People’s Sonnet #1 by Luis Rodriguez A shadow hangs where my country should glow. Despite glories shaped as skyscrapers or sound. More wars, more prisons, less safe, still low. Massive cities teeter on shifting ground. Glittering lights, music tracks hide the craven. TV, movies, books so we can forget. Countless worn out, debt-laden and slaving; Their soul-derived destinies unmet. Give me NASCAR, lowriders, Hip Hop, the Blues. Give me Crooklyn, cowboys, cool jazz, cholos. Give me libraries, gardens of the muse. Give me songs over sidewalks, mad solos. Big America improperly sized. Give me your true value, realized. Excerpt from Borrowed Bones (Northwestern University Press,Read More →

Photo by Arlene Mejorado

Leaving his past behind, Rodriguez, with the help of a mentor, recognized his deep hunger for something new and powerful to replace the emptiness and suicide road he was on, “with enough righteous anger, not rage, but anger with eyes, with direction—remember rage is blind—against whatever was keeping me from making a way in this world, be it personal, familial, or social.” Read More →

Amanda Gorman, US Poet Laureate

“It’s fantastic to be a poet in L.A., and to be an Angeleno.” That’s right, our country’s chosen wordsmith is one of our city’s own. Amanda Gorman was born near Los Angeles International Airport, fitting considering she has wings rivaling any aircraft’s. Her path to poet laureate began “at the cross-section of diametrically opposed neighborhoods; Read More →

A Negro and A Hot-Tub by Andre Hardy

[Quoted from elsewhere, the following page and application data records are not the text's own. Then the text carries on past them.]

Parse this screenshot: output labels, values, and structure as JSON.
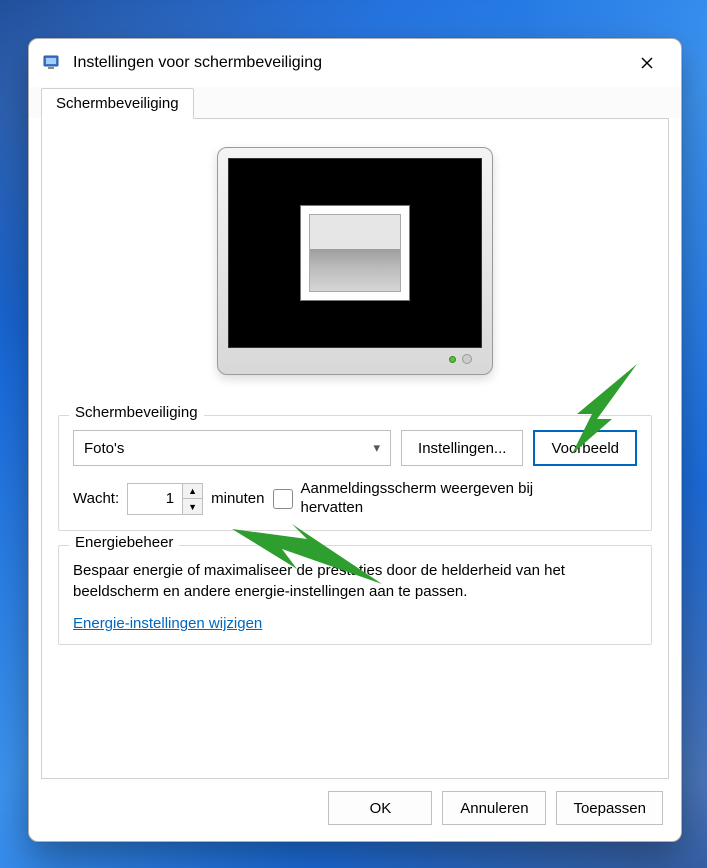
{
  "window": {
    "title": "Instellingen voor schermbeveiliging"
  },
  "tabs": {
    "active": "Schermbeveiliging"
  },
  "screensaver_group": {
    "title": "Schermbeveiliging",
    "selected": "Foto's",
    "settings_button": "Instellingen...",
    "preview_button": "Voorbeeld",
    "wait_label": "Wacht:",
    "wait_value": "1",
    "wait_unit": "minuten",
    "resume_checkbox_label": "Aanmeldingsscherm weergeven bij hervatten",
    "resume_checked": false
  },
  "power_group": {
    "title": "Energiebeheer",
    "description": "Bespaar energie of maximaliseer de prestaties door de helderheid van het beeldscherm en andere energie-instellingen aan te passen.",
    "link_text": "Energie-instellingen wijzigen"
  },
  "footer": {
    "ok": "OK",
    "cancel": "Annuleren",
    "apply": "Toepassen"
  },
  "annotations": {
    "arrow_color": "#2e9e2e"
  }
}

For instance, whenever I wear hoodies, I find myself suspicious of my right hand, wondering if it might steal the money from my left pocket. With that in mind, who knew what stereotype would be triggered if Tiny Hands started using foul-mouthed locker room talk? I was pretty sure it wouldn’t be Sambo, Coon or good ole’ Stepin Fetchit, who was television’s favorite Negro, back when America was Great.Read More →

Miss Annie

Miss Annie: Sometimes the Judge does get quite morose. It’s something to do with his Welsh roots. I find it useful to come and sit on his foot. This way it’s difficult for him to ignore me, and he can’t really get up and walk away. He usually gives in and starts to stroke my head. That’s when I know I’ve got him.Read More →

Harley and Me paperback bookcover

Murphy wrote a book that is riveting, intimate, and a fun read. Learning about our four brain chemicals that determine our personality traits is interesting however, I found Murphy’s personal experience even more intriguing. Not every woman is going to embrace mid-life on a Harley, but living vicariously through Murphy’s travels gives us insight into what it means to embrace mid-life rather than complain about it. Her story and her book is compelling. What a joy it was to spend an afternoon in my easy chair riding on a bike with Bernadette Murphy.Read More →

Mystery novelist Davis MacDonald aka Don Davis

According to MacDonald, “The Judge has a legal mind. He’s trained as a lawyer, as I am. If you go to a good law school – I went to USC, and I was number one in my class – they don’t teach you to pass the bar, they don’t teach you to practice law, they teach you a different way to think.” It is that difference that makes The Judge a well-defined, three-dimensional character, able to approach investigations from the perspective of the legal mind. “He’s a clever and experienced guy, but a judge no longer.Read More →